While in NSW, visiting Jo, Redmond and Hollis this Easter I did some work with cyanotypes. Redmond is a cyanotype expert, and introduced me to the technique nearly 10 years ago (the pictures below shows him in December 2007 doing an exposure test strip in the back garden of their old house).
I wanted to combine the work with models and sunlight with the cyanotype process. This idea emerged in a supervision conversation in July last year, in response to a discussion about sunlight’s effect on architectural materials, over time, such as fading. I was interested to explore how this could be expressed through the use of a light sensitive material such as cyanotype. In London I have only made cyanotype through using sunprint paper, as I wasn’t fully familiar with the chemicals needed to make my own paper. I thought that my spell in Austinmer was a perfect opportunity to avail myself of Redmond’s help in finally undertaking this experiment.
As I wanted to undertake a number of tests, I devised a small model so that I wasn’t using too much cyanotype chemical and Redmond’s high quality art paper. The model was designed to have a removable front wall, that could be swapped out with versions with different window apertures. The proportions of the model were based on the 16:9 widescreen aspect ratio for the back wall, and a rotated 9:16 ratio for the side walls.

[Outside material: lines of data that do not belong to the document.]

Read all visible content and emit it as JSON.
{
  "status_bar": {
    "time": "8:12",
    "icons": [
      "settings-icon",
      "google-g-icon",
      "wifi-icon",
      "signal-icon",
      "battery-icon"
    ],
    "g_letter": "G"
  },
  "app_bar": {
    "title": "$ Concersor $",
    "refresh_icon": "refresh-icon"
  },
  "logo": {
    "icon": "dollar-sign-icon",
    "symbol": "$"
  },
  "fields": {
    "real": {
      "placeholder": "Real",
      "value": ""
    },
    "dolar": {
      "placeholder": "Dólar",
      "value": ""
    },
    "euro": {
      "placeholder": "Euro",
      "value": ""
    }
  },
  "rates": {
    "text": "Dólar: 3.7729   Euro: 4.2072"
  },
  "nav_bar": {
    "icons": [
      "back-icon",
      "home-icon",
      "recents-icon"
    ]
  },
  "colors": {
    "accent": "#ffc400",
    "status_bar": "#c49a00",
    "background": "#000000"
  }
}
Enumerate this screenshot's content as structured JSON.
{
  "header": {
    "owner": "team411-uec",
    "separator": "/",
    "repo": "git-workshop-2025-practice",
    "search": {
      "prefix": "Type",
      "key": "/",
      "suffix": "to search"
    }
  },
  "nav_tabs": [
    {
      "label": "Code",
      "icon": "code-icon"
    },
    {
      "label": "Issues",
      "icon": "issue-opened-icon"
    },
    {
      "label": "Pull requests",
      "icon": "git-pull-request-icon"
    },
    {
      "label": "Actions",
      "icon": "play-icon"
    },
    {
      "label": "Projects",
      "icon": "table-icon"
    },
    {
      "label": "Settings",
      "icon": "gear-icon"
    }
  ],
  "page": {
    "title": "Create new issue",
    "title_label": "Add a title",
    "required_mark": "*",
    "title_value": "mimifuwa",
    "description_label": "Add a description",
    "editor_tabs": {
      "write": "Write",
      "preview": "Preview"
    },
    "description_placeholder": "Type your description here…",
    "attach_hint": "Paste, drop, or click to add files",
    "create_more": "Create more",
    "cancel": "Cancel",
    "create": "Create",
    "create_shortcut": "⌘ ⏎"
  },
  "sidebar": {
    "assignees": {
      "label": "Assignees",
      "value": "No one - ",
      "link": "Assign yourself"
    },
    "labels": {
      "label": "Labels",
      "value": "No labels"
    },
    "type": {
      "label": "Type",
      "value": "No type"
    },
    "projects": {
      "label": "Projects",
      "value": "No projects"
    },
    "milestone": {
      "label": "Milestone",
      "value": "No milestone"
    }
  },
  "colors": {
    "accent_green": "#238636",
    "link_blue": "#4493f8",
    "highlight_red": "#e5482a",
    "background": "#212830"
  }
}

As I wanted to conduct several experiments at one time (and it was likely they would need long exposures to ensure the movement of the sun had some noticeable effect) I made four copies of the model with about 8 different window configurations. Jo kindly donated some foam-core, and lent me one of her many cutting mats, and I used my travel model-making kit to construct the models, which were pinned, rather than glued, to allow for dismantling and transport back to the UK.
The models were 80mm wide by 25mm deep and 45mm high (drawn at 1:1 in my notebook). The resulting “room” was therefore approximately 1:100, and of a similar proportion to a digital camera, which felt apt as I was using the room to act as a form of camera (itself Italian for “room”). The models were wrapped in black paper to prevent light bleed through the foam board and joints.
The first two exposures did not have the orientation recorded, but subsequently I made a North line to ensure the orientation was specifically determined and recorded.
The exposures were all recorded with iPhone photos which logged the time of commencement and end of each exposure. These, along with orientation and window configuration were logged into my notebook, and the test number was noted on the back of each print.